Nuclear energy has always been divisive, and now the Russian invasion of Ukraine has intensified the debate.
Faced with soaring energy prices and a natural gas supplier such as Russia that can’t be trusted, the United Kingdom has announced plans for building up to eight new reactors. France expects to continue much of its electricity from nuclear power, while Germany has pledged to continue phasing out its nuclear plants, resisting pressure to keep them in service.
As for the United States, power generation from splitting atoms has declined in recent years, and more reactors are being retired than built.
If you’re in Illinois, however, you’re all-in on nuclear energy – for better or worse. Gov. JB Pritzker has made sure of that.
When the governor signed a sweeping energy plan last year, he committed the citizens of the state to extending the lives of three old nuclear plants that otherwise were due to be shut down. An estimated $700 million was earmarked for the then-parent of scandal-plagued Commonwealth Edison, which has agreed to continue operating the unionized plants in exchange for the government bailout.
Do other states less invested in nuclear energy – or Germany, for that matter – know something Illinois doesn’t? Actually, no. The pros and cons are well understood, and they start with money.
For all the assurances about nuclear power plants being clean, efficient and reliable, they have proved to be expensive. They require a fortune upfront to build, cost overruns and delays are the norm, and they’re especially uneconomical in states like Illinois where deregulation has made electricity prices uncertain.

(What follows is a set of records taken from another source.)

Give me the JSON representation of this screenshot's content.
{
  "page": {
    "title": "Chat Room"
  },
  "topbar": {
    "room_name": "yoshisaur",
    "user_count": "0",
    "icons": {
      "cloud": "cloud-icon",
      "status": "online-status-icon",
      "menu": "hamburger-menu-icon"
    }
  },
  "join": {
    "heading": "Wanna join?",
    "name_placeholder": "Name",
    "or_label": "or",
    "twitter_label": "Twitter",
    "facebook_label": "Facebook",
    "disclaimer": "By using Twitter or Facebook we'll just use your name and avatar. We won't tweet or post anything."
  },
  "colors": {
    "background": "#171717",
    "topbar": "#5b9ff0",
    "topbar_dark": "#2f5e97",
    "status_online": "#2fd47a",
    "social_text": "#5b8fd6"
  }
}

Setting aside the slow-motion damage from emissions at fossil fuel power plants, nuclear facilities are potentially much more dangerous. They create some of the deadliest waste imaginable, and they are targets for terrorists and others looking to do harm.
If anyone needs a reminder, consider Chernobyl, site of history’s worst nuclear accident on an April evening 36 years ago, and still an active threat today. In the early stages of the Ukraine invasion, Russian forces occupied the site and scared all of Europe by cutting power to the plant and kicking up its radioactive soil.
Nuclear plants are back in vogue today partly because of the impact of Russia’s war on energy prices, but even more so because they make electricity without releasing carbon into the atmosphere, which causes global warming. As the world races to reduce fossil fuel emissions, as it must, the risks of nuclear power are being reweighed.
Some European countries are revisiting their nuclear power options, and the European Union, pressed by the rising influence of France, is angling to encourage investment by formally declaring reactors green.
Reducing greenhouse gas emissions that damage the climate was an important part of Pritzker’s energy package.
Despite the enormous subsidy for a utility that admitted to engineering a state government bribery scheme, other parts of the legislation show promise. Illinois is overdue on phasing out its dirty coal-fired power plants, which the law should finally accomplish. Promoting electric cars will help reduce emissions compared with gasoline-powered vehicles, even after accounting for the electricity used in charging.
As for the “atomic governor’s” role in ensuring Illinois remains wedded to nuclear power, the reality is that the state will have company. Nuclear power will be a part of the world’s energy mix for many years to come. It’s possible innovators will find a responsible way to deal with radioactive waste and otherwise mitigate the risks. Investors are making new bets on a revival, and, like practically all commodity prices these days, uranium prices are soaring.
It’s too soon to declare a renaissance for nuclear power, but keeping minds and options open makes sense for Illinois right now. Let’s cross our fingers that Pritzker’s $700 million payoff at least delivers the juice.